In any event, the Court concluded the City of Hamburg did not have ‘similar control’ over the University as its control was limited to procurement matters whereas the University had autonomy as regards its main activities of education and research. So it could not be said that the City of Hamburg ‘controlled’ the University. The Court therefore did not have to consider whether the Teckal exemption could be extended to cover a new category of “horizontal in-house transactions” i.e. where, although no control existed as between the contracting authority and contractor, both the contractor and contracting authority were nevertheless controlled by the same public body. 

The Court also concluded that the alternative exemption relating to ‘inter-municipal co-operation’ did not apply here as in the current context neither the University or HIS were public bodies co-operating in the performance of a public task they had to perform. 
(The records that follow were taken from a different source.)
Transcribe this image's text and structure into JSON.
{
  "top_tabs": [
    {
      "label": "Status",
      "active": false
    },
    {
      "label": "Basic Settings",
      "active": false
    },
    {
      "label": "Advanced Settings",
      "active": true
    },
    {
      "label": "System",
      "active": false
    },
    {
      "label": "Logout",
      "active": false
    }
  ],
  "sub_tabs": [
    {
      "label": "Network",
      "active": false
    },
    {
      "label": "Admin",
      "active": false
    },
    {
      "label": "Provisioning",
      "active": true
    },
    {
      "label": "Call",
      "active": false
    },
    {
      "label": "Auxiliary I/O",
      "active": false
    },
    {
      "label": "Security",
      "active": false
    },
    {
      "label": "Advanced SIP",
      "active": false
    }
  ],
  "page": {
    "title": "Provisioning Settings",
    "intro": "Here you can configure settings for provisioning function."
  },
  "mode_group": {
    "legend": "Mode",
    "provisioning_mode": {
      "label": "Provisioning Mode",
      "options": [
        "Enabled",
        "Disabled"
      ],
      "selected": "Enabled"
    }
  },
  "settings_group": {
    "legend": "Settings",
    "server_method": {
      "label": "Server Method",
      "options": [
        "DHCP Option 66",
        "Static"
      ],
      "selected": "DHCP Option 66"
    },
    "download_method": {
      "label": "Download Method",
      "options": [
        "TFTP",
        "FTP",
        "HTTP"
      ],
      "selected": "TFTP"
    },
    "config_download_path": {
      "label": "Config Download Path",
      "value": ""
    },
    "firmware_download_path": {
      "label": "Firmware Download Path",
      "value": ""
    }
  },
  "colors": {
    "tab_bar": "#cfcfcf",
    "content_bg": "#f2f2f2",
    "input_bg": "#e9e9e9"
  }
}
Comment: 

The Court left open the question of whether the Teckal exemption should be extended to ‘horizontal in-house transactions’. However, the uncertainty around this is set to be short lived now that the situation has been specifically addressed in the new public procurement Directive (which came in to force on 17 April). 

The new Directive codifies the Teckal test in legislation for the first time and will be implemented in our own UK Regulations in due course (current predictions are by the end of the year). Article 12(1) states that a contract awarded will not be caught by the Directive if (to paraphrase): 

  • the contracting authority exercises over the contractor concerned a control which is similar to that which it exercises over its own departments (“similar control” in this context means the contracting authority exercising “a decisive influence over both strategic objectives and significant decisions” of the contractor. It includes where this control is exercised by another body, provided that other body is itself controlled by the contracting authority); and 
  • more than 80 % of the activities of the contractor are carried out in the performance of tasks entrusted to it by the controlling contracting authority or by other bodies that are themselves controlled by that contracting authority; and 
  • there is no private sector ownership of the contractor, with certain exceptions. 

Article 12(2) appears to specifically permit an extension to the principles in Teckal in the form of “horizontal in-house transactions”, provided that the conditions or Article 12(1) as listed above have been met. Article 12(2) states the exemption to the Directive will apply where (to paraphrase): 

A controlled legal person, also being a contracting authority awards a contract to its controlling contracting authority, or to another entity that is also controlled by that controlling contracting authority. In the Datenlotsen case, of course, the City of Hamburg had insufficient control over the University and HIS to fall within the conditions of Article 12(2) and at the time of the transaction the new Directive did not, in any event, apply. 

But, once the Directive has been implemented in the UK, it is reasonably clear that, provided the necessary conditions are met (including, in particular, sufficient control) horizontal in-house transactions will be a new breed of Teckal which fall outside the scope of the public procurement regime. Whilst the new Directive has no direct effect in UK until implemented through our own Regulations, even before then it is easy to see that a UK Court could have regard to its provisions were a case, which met the conditions for a horizontal in-house transaction, to come before it. 

Contracting authorities seeking to take advantage of this position should nevertheless be mindful that to do so, in advance of the new Directive’s implementation, is not without risk – particularly in the light of the European Court’s decision as discussed above. In addition, any exemption to the EU procurement regime, even once provided for in our own UK Regulations, will still be strictly interpreted, emphasising the importance of ensuring that all the necessary conditions are fully met.

You can read the judgement in the case here .